A poetry film can be many different things, as Alastair Cook, Filmmaker and Director of Filmpoem Festival in Dunbar, explains –

‘A poetry film is… a single entwined entity, a melting, a cleaving together of words, sound and vision. It is an attempt to take a poem and present it through a medium that will create a new artwork, separate from the original poem.’


Shot Through the Heart Competition opens: Friday 14 February 2014 at 12noon

Shot Through the Heart Competition closes: Friday 30 May 2014 at 6pm


Southbank Centre is very keen that each submission is seen as a collaborative artwork between poet and filmmaker, so this prize is awarded jointly to the winning poet and filmmaker in each category. Poems must be by living poets and follow the copyright guidance and rules here.

Poetry films made for adults:

• Shortlisted films will be shown in Purcell Room at Queen Elizabeth Hall, Southbank Centre, on Friday 18 July 2014 and all shortlisted filmmakers will be invited to the screening. The winner and a runner-up will be announced on the night.

• The winning film will receive £500 to be shared between poet and filmmaker as well as a pair of tickets each to Poetry International’s Gala Reading.

• The runner-up poet and filmmaker will receive a pair of tickets each to Poetry International’s Gala Reading.

Poetry films made for children:

• Shortlisted films will be shown in The Clore Ballroom at Royal Festival Hall, Southbank Centre on Saturday 19 July 2014. The winner and runner-up will be announced on the night.

• The winning children’s film will receive £500 to be shared between poet and filmmaker as well as a pair of tickets each to Poetry International’s Gala Reading.

• The winning film will also be shown in Imagine Children’s Festival 2015 headlining a children’s poetry film event – this is one of our busiest festivals, attracting thousands of audience members every year.

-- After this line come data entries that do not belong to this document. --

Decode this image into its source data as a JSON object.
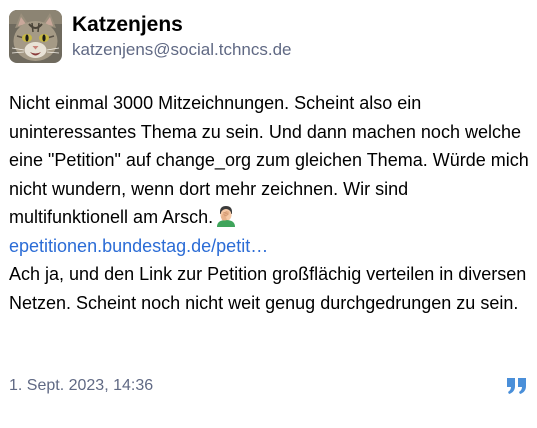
{
  "account": {
    "display_name": "Katzenjens",
    "handle": "katzenjens@social.tchncs.de",
    "avatar_icon": "cat-avatar-icon"
  },
  "post": {
    "paragraph1_text": "Nicht einmal 3000 Mitzeichnungen. Scheint also ein uninteressantes Thema zu sein. Und dann machen noch welche eine \"Petition\" auf change_org zum gleichen Thema. Würde mich nicht wundern, wenn dort mehr zeichnen. Wir sind multifunktionell am Arsch.",
    "emoji_icon": "facepalm-emoji-icon",
    "link_text": "epetitionen.bundestag.de/petit…",
    "paragraph2_text": "Ach ja, und den Link zur Petition großflächig verteilen in diversen Netzen. Scheint noch nicht weit genug durchgedrungen zu sein."
  },
  "footer": {
    "timestamp": "1. Sept. 2023, 14:36",
    "quote_icon": "quote-icon"
  },
  "colors": {
    "text": "#000000",
    "muted": "#606984",
    "link": "#2b6cd6",
    "quote_icon": "#4a8fd9"
  }
}
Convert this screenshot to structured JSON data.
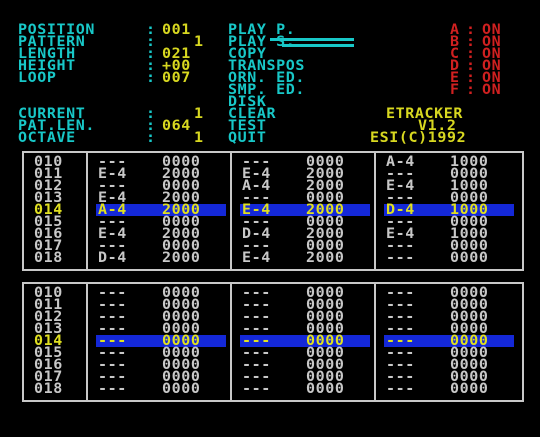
{
  "info": {
    "rows": [
      {
        "label": "POSITION",
        "value": "001"
      },
      {
        "label": "PATTERN",
        "value": "1"
      },
      {
        "label": "LENGTH",
        "value": "021"
      },
      {
        "label": "HEIGHT",
        "value": "+00"
      },
      {
        "label": "LOOP",
        "value": "007"
      }
    ],
    "rows2": [
      {
        "label": "CURRENT",
        "value": "1"
      },
      {
        "label": "PAT.LEN.",
        "value": "064"
      },
      {
        "label": "OCTAVE",
        "value": "1"
      }
    ]
  },
  "menu": [
    "PLAY P.",
    "PLAY S.",
    "COPY",
    "TRANSPOS",
    "ORN. ED.",
    "SMP. ED.",
    "DISK",
    "CLEAR",
    "TEST",
    "QUIT"
  ],
  "channels": [
    {
      "name": "A",
      "state": "ON"
    },
    {
      "name": "B",
      "state": "ON"
    },
    {
      "name": "C",
      "state": "ON"
    },
    {
      "name": "D",
      "state": "ON"
    },
    {
      "name": "E",
      "state": "ON"
    },
    {
      "name": "F",
      "state": "ON"
    }
  ],
  "title": {
    "name": "ETRACKER",
    "version": "V1.2",
    "copyright": "ESI(C)1992"
  },
  "pattern1": {
    "rows": [
      {
        "num": "010",
        "c": [
          [
            "---",
            "0000"
          ],
          [
            "---",
            "0000"
          ],
          [
            "A-4",
            "1000"
          ]
        ]
      },
      {
        "num": "011",
        "c": [
          [
            "E-4",
            "2000"
          ],
          [
            "E-4",
            "2000"
          ],
          [
            "---",
            "0000"
          ]
        ]
      },
      {
        "num": "012",
        "c": [
          [
            "---",
            "0000"
          ],
          [
            "A-4",
            "2000"
          ],
          [
            "E-4",
            "1000"
          ]
        ]
      },
      {
        "num": "013",
        "c": [
          [
            "E-4",
            "2000"
          ],
          [
            "---",
            "0000"
          ],
          [
            "---",
            "0000"
          ]
        ]
      },
      {
        "num": "014",
        "c": [
          [
            "A-4",
            "2000"
          ],
          [
            "E-4",
            "2000"
          ],
          [
            "D-4",
            "1000"
          ]
        ]
      },
      {
        "num": "015",
        "c": [
          [
            "---",
            "0000"
          ],
          [
            "---",
            "0000"
          ],
          [
            "---",
            "0000"
          ]
        ]
      },
      {
        "num": "016",
        "c": [
          [
            "E-4",
            "2000"
          ],
          [
            "D-4",
            "2000"
          ],
          [
            "E-4",
            "1000"
          ]
        ]
      },
      {
        "num": "017",
        "c": [
          [
            "---",
            "0000"
          ],
          [
            "---",
            "0000"
          ],
          [
            "---",
            "0000"
          ]
        ]
      },
      {
        "num": "018",
        "c": [
          [
            "D-4",
            "2000"
          ],
          [
            "E-4",
            "2000"
          ],
          [
            "---",
            "0000"
          ]
        ]
      }
    ]
  },
  "pattern2": {
    "rows": [
      {
        "num": "010",
        "c": [
          [
            "---",
            "0000"
          ],
          [
            "---",
            "0000"
          ],
          [
            "---",
            "0000"
          ]
        ]
      },
      {
        "num": "011",
        "c": [
          [
            "---",
            "0000"
          ],
          [
            "---",
            "0000"
          ],
          [
            "---",
            "0000"
          ]
        ]
      },
      {
        "num": "012",
        "c": [
          [
            "---",
            "0000"
          ],
          [
            "---",
            "0000"
          ],
          [
            "---",
            "0000"
          ]
        ]
      },
      {
        "num": "013",
        "c": [
          [
            "---",
            "0000"
          ],
          [
            "---",
            "0000"
          ],
          [
            "---",
            "0000"
          ]
        ]
      },
      {
        "num": "014",
        "c": [
          [
            "---",
            "0000"
          ],
          [
            "---",
            "0000"
          ],
          [
            "---",
            "0000"
          ]
        ]
      },
      {
        "num": "015",
        "c": [
          [
            "---",
            "0000"
          ],
          [
            "---",
            "0000"
          ],
          [
            "---",
            "0000"
          ]
        ]
      },
      {
        "num": "016",
        "c": [
          [
            "---",
            "0000"
          ],
          [
            "---",
            "0000"
          ],
          [
            "---",
            "0000"
          ]
        ]
      },
      {
        "num": "017",
        "c": [
          [
            "---",
            "0000"
          ],
          [
            "---",
            "0000"
          ],
          [
            "---",
            "0000"
          ]
        ]
      },
      {
        "num": "018",
        "c": [
          [
            "---",
            "0000"
          ],
          [
            "---",
            "0000"
          ],
          [
            "---",
            "0000"
          ]
        ]
      }
    ]
  },
  "colors": {
    "cyan": "#18c8c8",
    "yellow": "#d8d820",
    "red": "#d02020",
    "grey": "#c8c8c8",
    "cursor": "#1428d8"
  }
}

• Both winning films will be shown at 2014’s ZEBRA Poetry Film Festival in Berlin.

There’s more.

Filmpoem news: 2014 Festival in Antwerp (call out); feature in The Third Form; Hidden Door

The Filmpoem Festival, which debuted last August in Dunbar, Scotland, will be moving to Antwerp this year in partnership with the Felix Poetry Festival. The organizer, filmmaker and artist Alastair Cook, has just posted a call for submissions [PDF]. The deadline is May 1st, and the festival will be held on Saturday, June 14th in the FelixPakhuis in Antwerp.

In other Filmpoem-related news, Erica Goss’ “Third Form” column on videopoetry this month takes an in-depth look at Alastair’s work, including some of his best films and quotes from a telephone interview. Check it out.

And finally, as it says on the Filmpoem website, “Filmpoem has been invited to close the upcoming Hidden Door festival on 5th April 2014″ in Edinburgh. Alastair made the following show reel for the event, using a text from the Scottish poet Morgan Downie:


Do join the Filmpoem group if you’re on Facebook.

Upcoming poetry film festival deadlines

2013 may be an off-year for ZEBRA Poetry Film Festival, but that doesn’t stop them from promoting other people’s festivals on their Facebook page. A recent posting listed all the upcoming deadlines for submission — something we should do here more often, as well:

The first of these, you may recall, I have some connection to as one of the directors, and I will be attending the festival in August. More about that at a later date. For now, I just want to stress that filmmakers should read the guidelines carefully. Unlike many other festivals, we only consider submissions sent via post: on a DVD, CD or memory stick, and only in .mov or .m4v form. Alastair Cook says: “We’re receiving some great poetry-film from all corners of the world. And we are so pleased to be able to screen it! Now organising the events and workshops for the festival, so pleased to have such an amazing historic venue in such a beautiful town.”

For a more comprehensive list of regular and recent poetry film festivals, see the Moving Poems Links page.